I was tempted not to write a review for this book, simply because I didn't know how I felt about it, even now after finishing it. Sure, I liked it, but I didn't know whether or not I liked it enough. The sypnosis pretty much sets the book up in terms of what to expect.
Pretty and popular Liz Valchar wakes up on the night of her 18th birthday to hear a thudding noise against the boat she and her friends have been partying on. It turns out to be her body that's creating the noise - and Liz is dead. So what happened? This is what Liz needs to work out before moving on to the other side, with the help of resident ghost Alex Berg, who has been floating around town since his own death months before.
What makes this book not just another Before I Fall prototype is Warman's writing. She has this easing sense of being able to portray a story without revealing too much but at the same time letting the story unfold at a steady pace. She's really able to grasp her characters and force their personalities out.

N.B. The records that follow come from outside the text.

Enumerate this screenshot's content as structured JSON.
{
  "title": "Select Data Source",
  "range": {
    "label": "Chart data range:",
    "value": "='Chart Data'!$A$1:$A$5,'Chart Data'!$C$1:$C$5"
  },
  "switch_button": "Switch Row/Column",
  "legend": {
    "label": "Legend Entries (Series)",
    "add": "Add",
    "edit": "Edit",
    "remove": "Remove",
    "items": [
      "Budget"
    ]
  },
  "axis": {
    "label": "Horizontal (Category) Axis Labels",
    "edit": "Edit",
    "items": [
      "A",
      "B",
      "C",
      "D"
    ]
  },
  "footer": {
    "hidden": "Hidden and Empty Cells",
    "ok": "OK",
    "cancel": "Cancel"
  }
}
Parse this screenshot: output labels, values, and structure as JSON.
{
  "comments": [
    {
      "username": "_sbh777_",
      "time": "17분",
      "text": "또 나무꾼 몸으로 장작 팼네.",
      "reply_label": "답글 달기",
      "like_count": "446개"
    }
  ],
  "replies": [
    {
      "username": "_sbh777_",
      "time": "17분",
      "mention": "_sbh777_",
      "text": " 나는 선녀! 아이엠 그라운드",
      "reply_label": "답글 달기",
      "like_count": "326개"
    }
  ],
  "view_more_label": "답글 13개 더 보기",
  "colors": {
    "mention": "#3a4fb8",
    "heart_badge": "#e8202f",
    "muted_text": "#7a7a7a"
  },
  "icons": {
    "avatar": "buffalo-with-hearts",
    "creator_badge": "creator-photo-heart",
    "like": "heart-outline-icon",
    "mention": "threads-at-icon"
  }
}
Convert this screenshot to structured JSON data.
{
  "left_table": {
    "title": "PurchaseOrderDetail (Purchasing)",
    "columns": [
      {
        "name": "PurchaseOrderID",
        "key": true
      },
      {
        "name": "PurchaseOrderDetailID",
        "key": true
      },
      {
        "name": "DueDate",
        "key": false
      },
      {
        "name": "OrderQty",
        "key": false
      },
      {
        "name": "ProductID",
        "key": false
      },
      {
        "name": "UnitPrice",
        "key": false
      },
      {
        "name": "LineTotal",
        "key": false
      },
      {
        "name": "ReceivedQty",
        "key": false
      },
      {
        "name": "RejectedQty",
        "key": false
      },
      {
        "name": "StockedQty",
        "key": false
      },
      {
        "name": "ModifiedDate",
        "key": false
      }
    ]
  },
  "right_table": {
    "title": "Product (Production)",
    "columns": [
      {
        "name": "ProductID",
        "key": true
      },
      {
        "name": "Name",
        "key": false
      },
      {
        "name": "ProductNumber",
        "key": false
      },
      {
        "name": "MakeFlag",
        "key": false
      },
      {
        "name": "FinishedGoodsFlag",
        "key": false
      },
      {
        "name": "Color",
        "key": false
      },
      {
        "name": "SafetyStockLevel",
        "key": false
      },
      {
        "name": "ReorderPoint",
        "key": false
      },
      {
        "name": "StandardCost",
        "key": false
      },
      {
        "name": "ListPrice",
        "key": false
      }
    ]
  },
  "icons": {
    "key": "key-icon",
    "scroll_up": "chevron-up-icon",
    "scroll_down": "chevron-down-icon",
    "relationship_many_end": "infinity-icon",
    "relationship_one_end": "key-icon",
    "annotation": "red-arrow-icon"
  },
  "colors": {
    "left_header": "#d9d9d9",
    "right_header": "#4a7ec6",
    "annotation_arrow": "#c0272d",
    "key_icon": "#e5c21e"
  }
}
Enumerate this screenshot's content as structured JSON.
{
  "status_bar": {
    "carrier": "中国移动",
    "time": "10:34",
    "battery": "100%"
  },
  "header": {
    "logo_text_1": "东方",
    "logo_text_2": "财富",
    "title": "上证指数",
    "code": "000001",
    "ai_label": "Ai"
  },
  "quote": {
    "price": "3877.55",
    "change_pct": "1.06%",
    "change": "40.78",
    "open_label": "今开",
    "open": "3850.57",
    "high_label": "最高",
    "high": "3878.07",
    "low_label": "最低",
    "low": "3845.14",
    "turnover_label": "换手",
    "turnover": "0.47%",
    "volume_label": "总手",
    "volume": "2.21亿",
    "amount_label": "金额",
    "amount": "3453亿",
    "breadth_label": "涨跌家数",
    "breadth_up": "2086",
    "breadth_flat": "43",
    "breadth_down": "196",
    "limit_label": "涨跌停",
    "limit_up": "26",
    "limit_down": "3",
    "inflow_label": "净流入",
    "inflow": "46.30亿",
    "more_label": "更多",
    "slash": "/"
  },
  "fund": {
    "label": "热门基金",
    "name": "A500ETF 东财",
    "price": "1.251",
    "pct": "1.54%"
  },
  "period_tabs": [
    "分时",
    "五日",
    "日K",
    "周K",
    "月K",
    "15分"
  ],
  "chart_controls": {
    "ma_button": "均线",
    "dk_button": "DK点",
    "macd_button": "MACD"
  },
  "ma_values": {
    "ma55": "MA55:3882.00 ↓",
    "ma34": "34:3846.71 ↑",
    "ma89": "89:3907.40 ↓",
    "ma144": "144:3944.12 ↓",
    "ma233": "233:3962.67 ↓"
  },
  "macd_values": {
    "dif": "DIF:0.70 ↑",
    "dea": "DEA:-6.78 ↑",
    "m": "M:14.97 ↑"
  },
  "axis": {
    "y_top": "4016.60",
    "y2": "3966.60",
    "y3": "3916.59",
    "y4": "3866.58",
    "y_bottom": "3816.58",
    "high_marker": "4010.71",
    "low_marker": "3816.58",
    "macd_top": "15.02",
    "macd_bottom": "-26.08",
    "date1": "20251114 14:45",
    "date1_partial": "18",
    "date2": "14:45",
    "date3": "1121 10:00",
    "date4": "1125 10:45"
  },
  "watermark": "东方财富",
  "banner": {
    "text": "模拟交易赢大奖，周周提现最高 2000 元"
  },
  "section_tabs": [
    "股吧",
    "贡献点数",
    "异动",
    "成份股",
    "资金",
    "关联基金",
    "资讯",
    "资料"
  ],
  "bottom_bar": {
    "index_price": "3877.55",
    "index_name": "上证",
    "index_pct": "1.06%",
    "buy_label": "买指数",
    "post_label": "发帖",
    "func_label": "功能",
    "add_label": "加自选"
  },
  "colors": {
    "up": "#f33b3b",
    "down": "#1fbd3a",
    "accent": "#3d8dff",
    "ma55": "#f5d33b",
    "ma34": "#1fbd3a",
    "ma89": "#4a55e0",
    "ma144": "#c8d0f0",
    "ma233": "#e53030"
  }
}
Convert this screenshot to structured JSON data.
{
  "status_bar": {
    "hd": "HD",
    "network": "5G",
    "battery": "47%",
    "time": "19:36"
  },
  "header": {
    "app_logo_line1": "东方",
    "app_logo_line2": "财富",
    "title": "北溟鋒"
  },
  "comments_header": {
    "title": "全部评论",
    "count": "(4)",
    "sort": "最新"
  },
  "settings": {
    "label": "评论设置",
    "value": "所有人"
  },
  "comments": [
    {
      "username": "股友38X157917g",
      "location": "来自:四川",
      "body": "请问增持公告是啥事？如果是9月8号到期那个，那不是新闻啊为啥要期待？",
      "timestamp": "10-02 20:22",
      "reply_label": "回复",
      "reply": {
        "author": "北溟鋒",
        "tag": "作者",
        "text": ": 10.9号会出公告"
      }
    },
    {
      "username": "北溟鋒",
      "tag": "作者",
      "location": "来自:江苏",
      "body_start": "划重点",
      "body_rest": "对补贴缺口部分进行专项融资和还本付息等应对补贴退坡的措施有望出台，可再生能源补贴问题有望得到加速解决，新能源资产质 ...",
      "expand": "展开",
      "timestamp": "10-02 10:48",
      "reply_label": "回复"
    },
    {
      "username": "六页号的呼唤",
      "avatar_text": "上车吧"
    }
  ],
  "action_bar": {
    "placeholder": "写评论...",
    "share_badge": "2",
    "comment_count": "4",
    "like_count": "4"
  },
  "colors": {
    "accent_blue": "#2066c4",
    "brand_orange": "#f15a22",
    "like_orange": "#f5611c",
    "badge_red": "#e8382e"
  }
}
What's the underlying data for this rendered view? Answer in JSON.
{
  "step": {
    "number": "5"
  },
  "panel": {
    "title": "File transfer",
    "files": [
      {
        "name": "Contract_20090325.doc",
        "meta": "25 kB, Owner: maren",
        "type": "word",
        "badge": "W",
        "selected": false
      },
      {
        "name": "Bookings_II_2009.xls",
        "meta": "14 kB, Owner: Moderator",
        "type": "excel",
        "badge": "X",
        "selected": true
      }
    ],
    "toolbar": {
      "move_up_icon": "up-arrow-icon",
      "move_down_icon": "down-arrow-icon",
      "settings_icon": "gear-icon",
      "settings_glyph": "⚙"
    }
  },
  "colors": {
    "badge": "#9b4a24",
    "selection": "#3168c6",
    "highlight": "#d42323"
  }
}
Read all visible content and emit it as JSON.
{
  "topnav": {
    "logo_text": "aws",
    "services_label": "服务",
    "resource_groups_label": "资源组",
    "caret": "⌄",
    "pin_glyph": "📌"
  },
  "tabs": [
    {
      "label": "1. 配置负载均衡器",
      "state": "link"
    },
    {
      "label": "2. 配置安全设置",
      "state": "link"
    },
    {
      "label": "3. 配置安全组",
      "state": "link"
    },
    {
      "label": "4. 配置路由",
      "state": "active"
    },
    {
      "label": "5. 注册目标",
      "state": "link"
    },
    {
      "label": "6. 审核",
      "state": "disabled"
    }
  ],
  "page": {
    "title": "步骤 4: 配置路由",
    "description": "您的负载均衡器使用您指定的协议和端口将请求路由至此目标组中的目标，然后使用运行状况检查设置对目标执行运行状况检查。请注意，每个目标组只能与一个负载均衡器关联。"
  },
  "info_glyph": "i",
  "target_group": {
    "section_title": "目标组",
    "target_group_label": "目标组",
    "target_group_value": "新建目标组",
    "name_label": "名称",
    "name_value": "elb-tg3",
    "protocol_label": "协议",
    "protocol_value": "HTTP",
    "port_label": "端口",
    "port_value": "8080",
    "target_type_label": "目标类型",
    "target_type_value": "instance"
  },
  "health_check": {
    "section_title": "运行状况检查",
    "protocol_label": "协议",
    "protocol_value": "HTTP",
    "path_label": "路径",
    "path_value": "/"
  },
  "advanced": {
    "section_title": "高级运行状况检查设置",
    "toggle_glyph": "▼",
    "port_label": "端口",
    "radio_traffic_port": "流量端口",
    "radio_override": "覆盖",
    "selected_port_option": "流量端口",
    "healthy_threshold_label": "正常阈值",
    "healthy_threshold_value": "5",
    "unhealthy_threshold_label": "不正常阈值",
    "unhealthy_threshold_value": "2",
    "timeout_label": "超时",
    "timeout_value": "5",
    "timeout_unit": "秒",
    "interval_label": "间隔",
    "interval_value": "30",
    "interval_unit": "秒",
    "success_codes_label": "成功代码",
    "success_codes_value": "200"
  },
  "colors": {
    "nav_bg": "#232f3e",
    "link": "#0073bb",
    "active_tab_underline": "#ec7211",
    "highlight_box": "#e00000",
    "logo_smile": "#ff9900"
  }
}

While the story plays out somewhat like a Greek tragedy - there are clues throughout the whole book that adds to the whodunnit mystery - everything remains interesting and after you've pieced the jigsaw puzzle together before Liz does, you don't feel frustrated at why she just doesn't get it, but more intrigued on how things are going to play out next.
For all that is good in this book, the rest is disappointing. The ending doesn't leave you with anything, it just finishes. I closed the book and thought to myself, "Right. What's next on the reading list?" I had no thoughts or emotions whatsoever after finishing this. You keep waiting for something exciting to happen, but after the mystery plays out. I haven't read Before I Fall yet - coincidentally it's on my list next to read - but from what I've gathered so far, there's a lot of self-redemption that goes on in Lauren Oliver's debut. Here, in Between however, it's literally just a case of let's find out who done the crime and then I can move on peacefully.
What is really a let down in this book is that it is not a book where you can easily relate to the characters, albeit maybe one or two. Unless of course, you are spoilt, rich, popular and hiding a deep, dark and dirty secret. Liz and her friends are incredibly shallow and really don't care about anyone apart from themselves. If this were a book about self-redemption, than the fact that Liz is, pardon my french, a complete bitch, then it would be okay. But it's not, so you can't help but not feel any sympathy for her and her current ghostly situation. Liz's choices as well are incredibly hard to accept. Drink driving, for one of them. Liz's choices - and those of the people around her, like her boyfriend and her step-sister, leave a lot to be desired. Sympathy is supposed to be given to Liz in the fact that her mother died when she was young from anorexia, and her father was possibly having an affair with her now step-mother. Yet you can't seem to feel anything for somebody who follows down that same path as her mother. I'm sorry, I've just got nothing.
The sad thing is, these characters seem to regret nothing about the decisions they make in life, especially the months before and after Liz's death. It's really hard to like a book but not the people in it, and I've only ever felt this way about a book before when it comes to the Bronte sisters (exception of Anne there, I've not read anything of hers yet!).
Jessica Warman's talent for writing is really what sets this book apart, and it is such a shame that the rest of the book is such a let down. While I enjoyed reading Between, it's not something that I would give a straight off recommendation to.show more